Building on my first Priceless? blog, this week I’d like to issue a challenge: how many measures of ‘cultural value’ can you think of?
Mind your language
OK, so perhaps I shouldn’t say ‘measure’. Why not? Well, one of the major themes running through the blog discussion so far is the need to take care in the language we use when discussing the idea of measuring cultural value. Definitions of the words ‘value’, ‘culture’ and ‘measure’ are all contested and convey different meanings.
When thinking about demonstrating the benefits the cultural sector brings to the public, the word ‘measure’ tends to direct thought towards counting things, and, of course, economic valuation. Yet the broader notion of ‘capturing cultural value’ also allows room for alternative ways of thinking about representing cultural value using quantitative and qualitative methods.
Organisations in the cultural sector have largely been individually grappling with how to provide the most powerful evidence of the value of their efforts. The dominant discourse traditionally is one of metrics, inputs and outputs. Yet there is a parallel concern that this renders broader public benefits invisible or intangible.
A joined-up approach
The Priceless? blog wants to hear about and learn from your experience of measuring or capturing cultural value. What ‘measures’ does your organisation use? What ‘measures’ do you think DCMS should use (or not use)? Is anything important being missed?
It seems that the time has come to share best practice in the sector. Do non-economic approaches to valuation have anything meaningful to offer?

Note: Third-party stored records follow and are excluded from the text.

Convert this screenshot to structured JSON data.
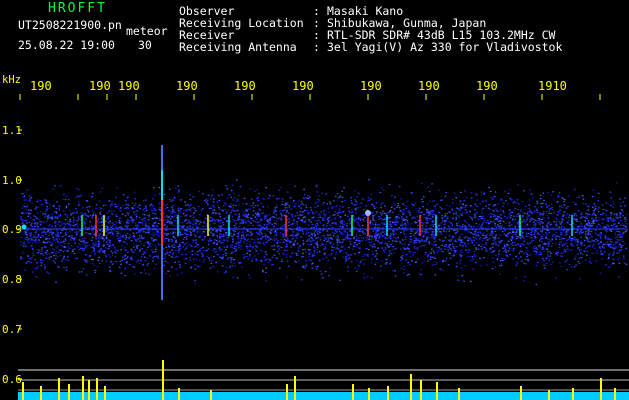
{
  "app_title": "HROFFT",
  "file_name": "UT2508221900.pn",
  "meteor_label": "meteor",
  "date": "25.08.22 19:00",
  "interval": "30",
  "info": [
    {
      "key": "Observer",
      "value": "Masaki Kano"
    },
    {
      "key": "Receiving Location",
      "value": "Shibukawa, Gunma, Japan"
    },
    {
      "key": "Receiver",
      "value": "RTL-SDR SDR# 43dB L15 103.2MHz CW"
    },
    {
      "key": "Receiving Antenna",
      "value": "3el Yagi(V) Az 330 for Vladivostok"
    }
  ],
  "y_unit": "kHz",
  "time_ticks": [
    "190",
    "190",
    "190",
    "190",
    "190",
    "190",
    "190",
    "190",
    "190",
    "1910"
  ],
  "freq_ticks": [
    "1.1",
    "1.0",
    "0.9",
    "0.8",
    "0.7",
    "0.6"
  ],
  "colors": {
    "axis_text": "#ffff00",
    "title_text": "#00ff3c",
    "noise": "#1a2aff",
    "baseline": "#00ccff",
    "peaks": "#ffff00"
  }
}
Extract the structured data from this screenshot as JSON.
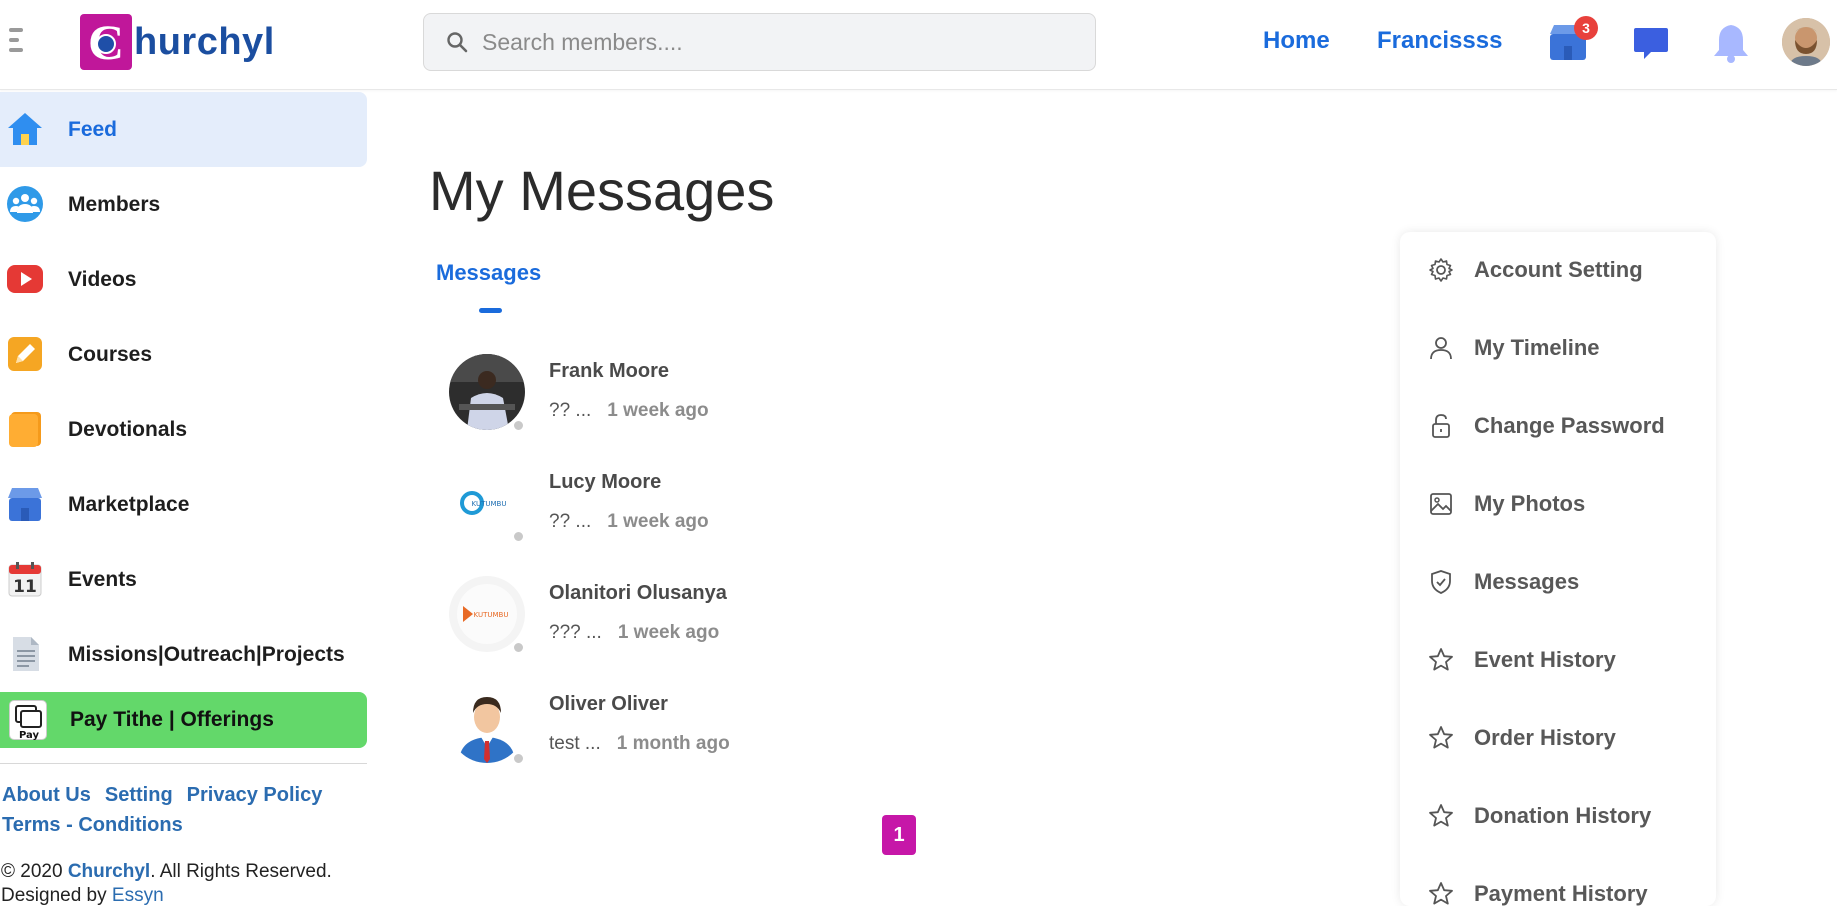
{
  "header": {
    "logo_initial": "C",
    "logo_text": "hurchyl",
    "search_placeholder": "Search members....",
    "nav_home": "Home",
    "nav_user": "Francissss",
    "marketplace_badge": "3"
  },
  "sidebar": {
    "items": [
      {
        "label": "Feed"
      },
      {
        "label": "Members"
      },
      {
        "label": "Videos"
      },
      {
        "label": "Courses"
      },
      {
        "label": "Devotionals"
      },
      {
        "label": "Marketplace"
      },
      {
        "label": "Events"
      },
      {
        "label": "Missions|Outreach|Projects"
      }
    ],
    "events_day": "11",
    "pay_icon_text": "Pay",
    "pay_label": "Pay Tithe | Offerings",
    "footer_links": [
      "About Us",
      "Setting",
      "Privacy Policy",
      "Terms - Conditions"
    ],
    "copyright_prefix": "© 2020 ",
    "copyright_brand": "Churchyl",
    "copyright_suffix": ". All Rights Reserved.",
    "designed_by": "Designed by ",
    "designer": "Essyn"
  },
  "main": {
    "title": "My Messages",
    "tab_label": "Messages",
    "messages": [
      {
        "name": "Frank Moore",
        "preview": "?? ...",
        "time": "1 week ago"
      },
      {
        "name": "Lucy Moore",
        "preview": "?? ...",
        "time": "1 week ago"
      },
      {
        "name": "Olanitori Olusanya",
        "preview": "??? ...",
        "time": "1 week ago"
      },
      {
        "name": "Oliver Oliver",
        "preview": "test ...",
        "time": "1 month ago"
      }
    ],
    "logo_text_1": "KUTUMBU",
    "logo_text_2": "KUTUMBU",
    "page_number": "1"
  },
  "right_menu": {
    "items": [
      {
        "label": "Account Setting",
        "icon": "gear-icon"
      },
      {
        "label": "My Timeline",
        "icon": "user-icon"
      },
      {
        "label": "Change Password",
        "icon": "unlock-icon"
      },
      {
        "label": "My Photos",
        "icon": "image-icon"
      },
      {
        "label": "Messages",
        "icon": "shield-icon"
      },
      {
        "label": "Event History",
        "icon": "star-icon"
      },
      {
        "label": "Order History",
        "icon": "star-icon"
      },
      {
        "label": "Donation History",
        "icon": "star-icon"
      },
      {
        "label": "Payment History",
        "icon": "star-icon"
      }
    ]
  },
  "colors": {
    "brand_blue": "#1a6bdc",
    "brand_magenta": "#c0179a",
    "pay_green": "#63d86a",
    "active_bg": "#e4edfb",
    "badge_red": "#e8413c"
  }
}
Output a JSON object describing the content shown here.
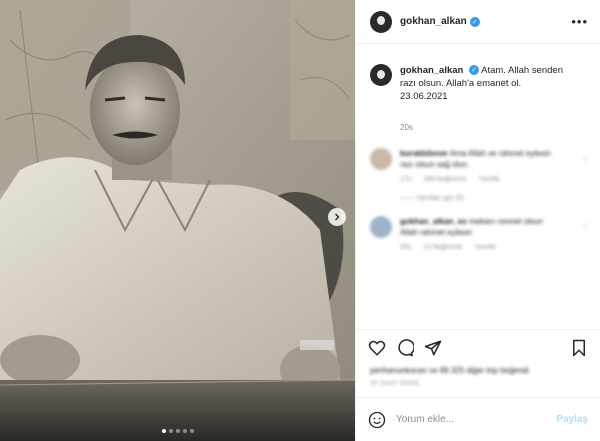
{
  "post": {
    "author": {
      "username": "gokhan_alkan",
      "verified": true
    },
    "caption": {
      "username": "gokhan_alkan",
      "line1": "Atam. Allah senden",
      "line2": "razı olsun. Allah'a emanet ol.",
      "line3": "23.06.2021"
    },
    "time_ago": "20s",
    "comments": [
      {
        "username": "burakbilener",
        "text": "Ama Allah ve rahmet eylesin razı olsun sağ olun.",
        "time": "17s",
        "likes": "289 beğenme",
        "reply": "Yanıtla",
        "replies": "—— Yanıtları gör (5)"
      },
      {
        "username": "gokhan_alkan_es",
        "text": "mekanı cennet olsun Allah rahmet eylesin",
        "time": "20s",
        "likes": "12 beğenme",
        "reply": "Yanıtla"
      }
    ],
    "likes_text": "perihanunkocan ve 89.325 diğer kişi beğendi",
    "date_text": "20 SAAT ÖNCE",
    "add_comment": {
      "placeholder": "Yorum ekle...",
      "post_label": "Paylaş"
    }
  },
  "icons": {
    "more": "more-horizontal-icon",
    "like": "heart-icon",
    "comment": "comment-bubble-icon",
    "share": "paper-plane-icon",
    "save": "bookmark-icon",
    "emoji": "smiley-icon",
    "next": "chevron-right-icon"
  },
  "colors": {
    "accent": "#3897f0",
    "post_button": "#b2dffc",
    "meta": "#8e8e8e"
  }
}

Who is at the forefront of developing novel economic or narrative approaches? What can we learn from other policy areas?
‘Measure’ for ‘measure’
I would like to issue a challenge. I bet that there are so many diverse approaches to demonstrating the value of the cultural sector that we can collectively generate a list of one hundred ‘measures’ of cultural value this week. And as an incentive – as if you would need one – there are some DCMS prizes for the most creative suggestions!
The point is that my research wants to draw together a comprehensive list of standard and novel approaches to ‘measuring’ or capturing cultural value, and then later go on to investigate what works best and in which contexts.
I will start the ball rolling by listing some methods Phase One of ‘Measuring Cultural Value’ recommended that DCMS could use.
1. Contingent valuation/stated preference techniques
2. Travel cost/willingness to pay
3. Subjective wellbeing
Now, over to you …
4. Improved equity
5. Enhanced quality of public debate
6. Changes in individual or collective perception/attitudes
7. Contributing to cultural preservation and enrichment
8. Income generated
9. Visitor/attendance figures
10. Visitor/public satisfaction ratings
11. Public participation in events
12. Degree of ‘transformativity’
13. Number of lives changed
14. Social Return on Investment (SRoI)
15. Multi-criteria Analysis (MCA) of various stakeholder views on ‘value’ generated
16. Value of tangible assets
17. Product sales
18. Media mentions
19. Website visits
20. Number of downloads
21. Awards/prizes received
22. Critical acclaim
23. ‘Brand’ visibility
24. Market share
25. Creative industries employment figures
26. Number of arts/cultural sector volunteers
27. Life-changing experience
28. Number of books borrowed
31. Cost Benefit Analysis
32. Return on Investment
33. Philanthropic bequests
34. Revenue from commercial transsfers (e.g. film and TV productions)
35. Artistic/aesthetic quality
36. Social cohesion
Use the comment section below to share your ‘measures’ of cultural value, your views on these questions or other aspects of measuring cultural value.
Dr Claire Donovan is a Reader in the Health Economics Research Group at Brunel University, London. ‘Measuring Cultural Value (Phase 2)’ is jointly funded by the Arts and Humanities Research Council, the Economic and Social Research Council, and the Department for Culture, Media and Sport.
This interactive blog seeks to stimulate discussion across the cultural sector on the very idea of measuring cultural value. Dr Claire Donovan is an academic working at DCMS to write a report on this issue, and wants to know what you think. Can the value of culture be measured by government in monetary (or other) terms, or is it ‘priceless’?